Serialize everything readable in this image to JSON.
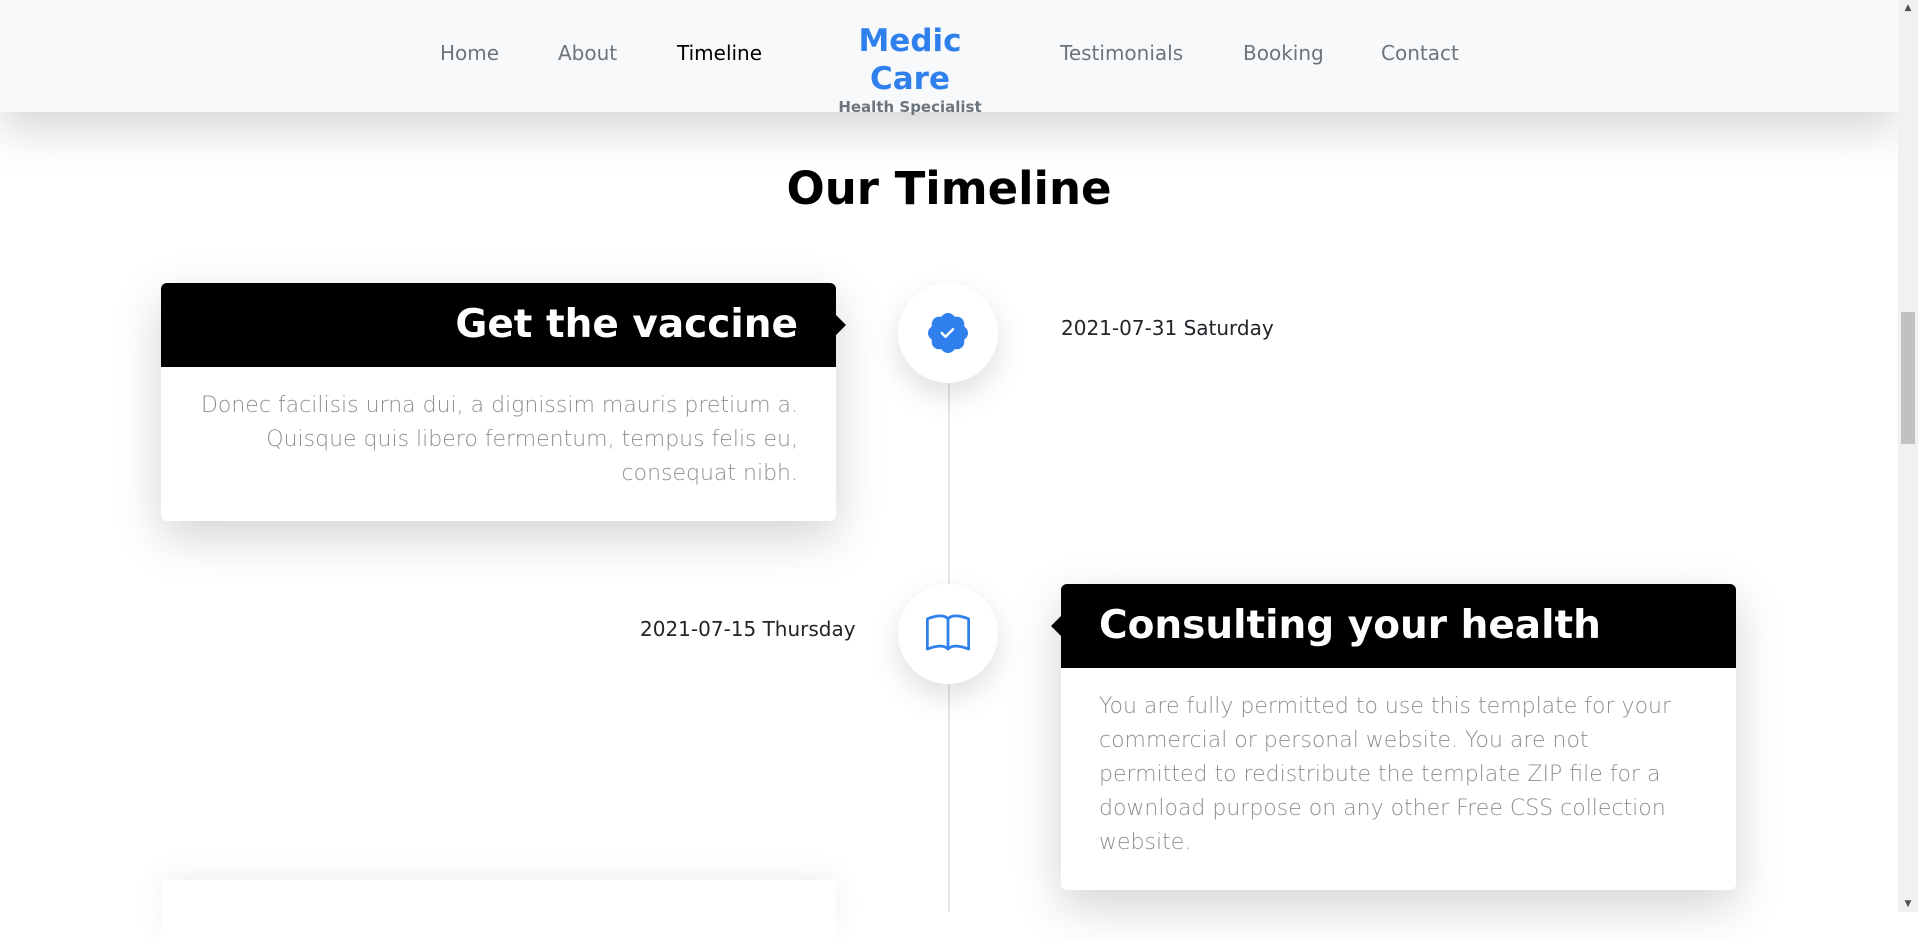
{
  "nav": {
    "links": [
      {
        "label": "Home"
      },
      {
        "label": "About"
      },
      {
        "label": "Timeline",
        "active": true
      },
      {
        "label": "Testimonials"
      },
      {
        "label": "Booking"
      },
      {
        "label": "Contact"
      }
    ],
    "brand": {
      "title": "Medic Care",
      "subtitle": "Health Specialist"
    }
  },
  "section": {
    "title": "Our Timeline"
  },
  "timeline": [
    {
      "title": "Get the vaccine",
      "text": "Donec facilisis urna dui, a dignissim mauris pretium a. Quisque quis libero fermentum, tempus felis eu, consequat nibh.",
      "date": "2021-07-31 Saturday",
      "icon": "patch-check-icon"
    },
    {
      "title": "Consulting your health",
      "text": "You are fully permitted to use this template for your commercial or personal website. You are not permitted to redistribute the template ZIP file for a download purpose on any other Free CSS collection website.",
      "date": "2021-07-15 Thursday",
      "icon": "book-icon"
    }
  ],
  "colors": {
    "accent": "#2f80ed",
    "card_header": "#000000",
    "body_text": "#8a8f94",
    "nav_bg": "#f8f9fa"
  }
}
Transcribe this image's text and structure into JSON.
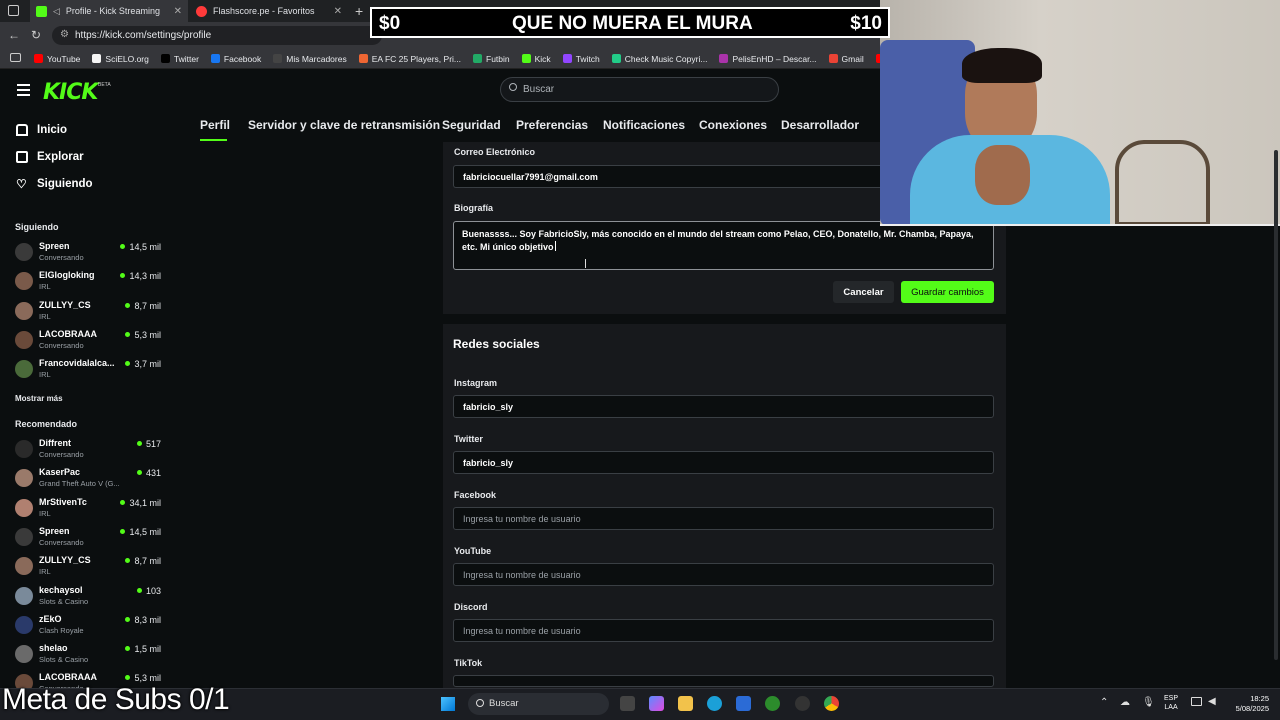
{
  "browser": {
    "tabs": [
      {
        "label": "Profile - Kick Streaming"
      },
      {
        "label": "Flashscore.pe - Favoritos"
      }
    ],
    "url": "https://kick.com/settings/profile",
    "bookmarks": [
      "YouTube",
      "SciELO.org",
      "Twitter",
      "Facebook",
      "Mis Marcadores",
      "EA FC 25 Players, Pri...",
      "Futbin",
      "Kick",
      "Twitch",
      "Check Music Copyri...",
      "PelisEnHD – Descar...",
      "Gmail",
      "YouTube"
    ]
  },
  "overlay": {
    "banner_left": "$0",
    "banner_center": "QUE NO MUERA EL MURA",
    "banner_right": "$10",
    "meta_text": "Meta de Subs 0/1"
  },
  "header": {
    "logo": "KICK",
    "logo_badge": "BETA",
    "search_placeholder": "Buscar",
    "tabs": [
      "Perfil",
      "Servidor y clave de retransmisión",
      "Seguridad",
      "Preferencias",
      "Notificaciones",
      "Conexiones",
      "Desarrollador"
    ]
  },
  "sidebar": {
    "nav": [
      "Inicio",
      "Explorar",
      "Siguiendo"
    ],
    "following_title": "Siguiendo",
    "following": [
      {
        "name": "Spreen",
        "category": "Conversando",
        "viewers": "14,5 mil"
      },
      {
        "name": "ElGlogloking",
        "category": "IRL",
        "viewers": "14,3 mil"
      },
      {
        "name": "ZULLYY_CS",
        "category": "IRL",
        "viewers": "8,7 mil"
      },
      {
        "name": "LACOBRAAA",
        "category": "Conversando",
        "viewers": "5,3 mil"
      },
      {
        "name": "Francovidalalca...",
        "category": "IRL",
        "viewers": "3,7 mil"
      }
    ],
    "show_more": "Mostrar más",
    "recommended_title": "Recomendado",
    "recommended": [
      {
        "name": "Diffrent",
        "category": "Conversando",
        "viewers": "517"
      },
      {
        "name": "KaserPac",
        "category": "Grand Theft Auto V (G...",
        "viewers": "431"
      },
      {
        "name": "MrStivenTc",
        "category": "IRL",
        "viewers": "34,1 mil"
      },
      {
        "name": "Spreen",
        "category": "Conversando",
        "viewers": "14,5 mil"
      },
      {
        "name": "ZULLYY_CS",
        "category": "IRL",
        "viewers": "8,7 mil"
      },
      {
        "name": "kechaysol",
        "category": "Slots & Casino",
        "viewers": "103"
      },
      {
        "name": "zEkO",
        "category": "Clash Royale",
        "viewers": "8,3 mil"
      },
      {
        "name": "shelao",
        "category": "Slots & Casino",
        "viewers": "1,5 mil"
      },
      {
        "name": "LACOBRAAA",
        "category": "Conversando",
        "viewers": "5,3 mil"
      }
    ]
  },
  "profile": {
    "email_label": "Correo Electrónico",
    "email_value": "fabriciocuellar7991@gmail.com",
    "bio_label": "Biografía",
    "bio_value": "Buenassss... Soy FabricioSly, más conocido en el mundo del stream como Pelao, CEO, Donatello, Mr. Chamba, Papaya, etc. Mi único objetivo",
    "cancel": "Cancelar",
    "save": "Guardar cambios"
  },
  "social": {
    "title": "Redes sociales",
    "fields": [
      {
        "label": "Instagram",
        "value": "fabricio_sly",
        "placeholder": ""
      },
      {
        "label": "Twitter",
        "value": "fabricio_sly",
        "placeholder": ""
      },
      {
        "label": "Facebook",
        "value": "",
        "placeholder": "Ingresa tu nombre de usuario"
      },
      {
        "label": "YouTube",
        "value": "",
        "placeholder": "Ingresa tu nombre de usuario"
      },
      {
        "label": "Discord",
        "value": "",
        "placeholder": "Ingresa tu nombre de usuario"
      },
      {
        "label": "TikTok",
        "value": "",
        "placeholder": ""
      }
    ]
  },
  "taskbar": {
    "search": "Buscar",
    "lang_top": "ESP",
    "lang_bottom": "LAA",
    "time": "18:25",
    "date": "5/08/2025"
  },
  "colors": {
    "accent": "#53fc18",
    "background": "#0b0e0f",
    "panel": "#17191c"
  }
}
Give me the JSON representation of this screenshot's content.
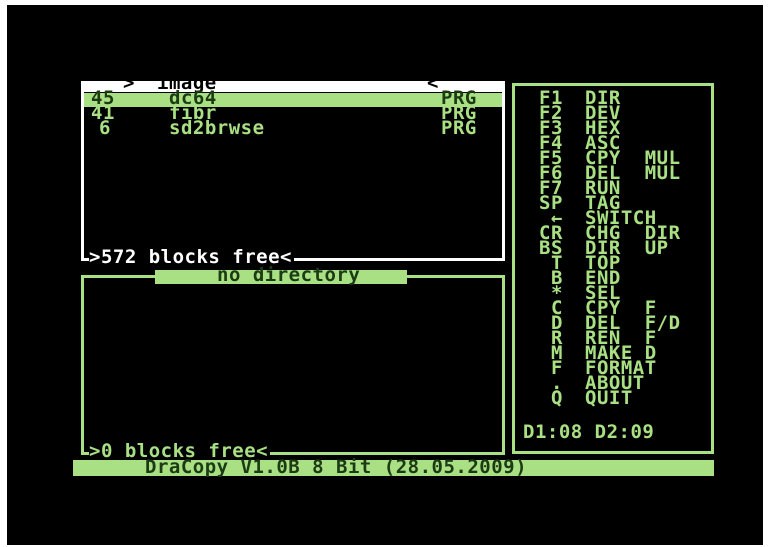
{
  "colors": {
    "bg": "#000000",
    "green": "#a8e083",
    "white": "#ffffff",
    "dark": "#1c3a14"
  },
  "top_panel": {
    "title": "image",
    "left_arrow": ">",
    "right_arrow": "<",
    "files": [
      {
        "blocks": "45",
        "name": "dc64",
        "type": "PRG",
        "selected": true
      },
      {
        "blocks": "41",
        "name": "fibr",
        "type": "PRG",
        "selected": false
      },
      {
        "blocks": "6",
        "name": "sd2brwse",
        "type": "PRG",
        "selected": false
      }
    ],
    "footer": ">572 blocks free<"
  },
  "bottom_panel": {
    "title": "no directory",
    "footer": ">0 blocks free<"
  },
  "commands": [
    {
      "key": "F1",
      "label": "DIR"
    },
    {
      "key": "F2",
      "label": "DEV"
    },
    {
      "key": "F3",
      "label": "HEX"
    },
    {
      "key": "F4",
      "label": "ASC"
    },
    {
      "key": "F5",
      "label": "CPY  MUL"
    },
    {
      "key": "F6",
      "label": "DEL  MUL"
    },
    {
      "key": "F7",
      "label": "RUN"
    },
    {
      "key": "SP",
      "label": "TAG"
    },
    {
      "key": " ←",
      "label": "SWITCH"
    },
    {
      "key": "CR",
      "label": "CHG  DIR"
    },
    {
      "key": "BS",
      "label": "DIR  UP"
    },
    {
      "key": " T",
      "label": "TOP"
    },
    {
      "key": " B",
      "label": "END"
    },
    {
      "key": " *",
      "label": "SEL"
    },
    {
      "key": " C",
      "label": "CPY  F"
    },
    {
      "key": " D",
      "label": "DEL  F/D"
    },
    {
      "key": " R",
      "label": "REN  F"
    },
    {
      "key": " M",
      "label": "MAKE D"
    },
    {
      "key": " F",
      "label": "FORMAT"
    },
    {
      "key": " .",
      "label": "ABOUT"
    },
    {
      "key": " Q",
      "label": "QUIT"
    }
  ],
  "drives": "D1:08 D2:09",
  "status_bar": "DraCopy V1.0B 8 Bit (28.05.2009)"
}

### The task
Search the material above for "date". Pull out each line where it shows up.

### Solution
      "date": "2021-07-31 Saturday",
      "date": "2021-07-15 Thursday",
    "date": "5/08/2025"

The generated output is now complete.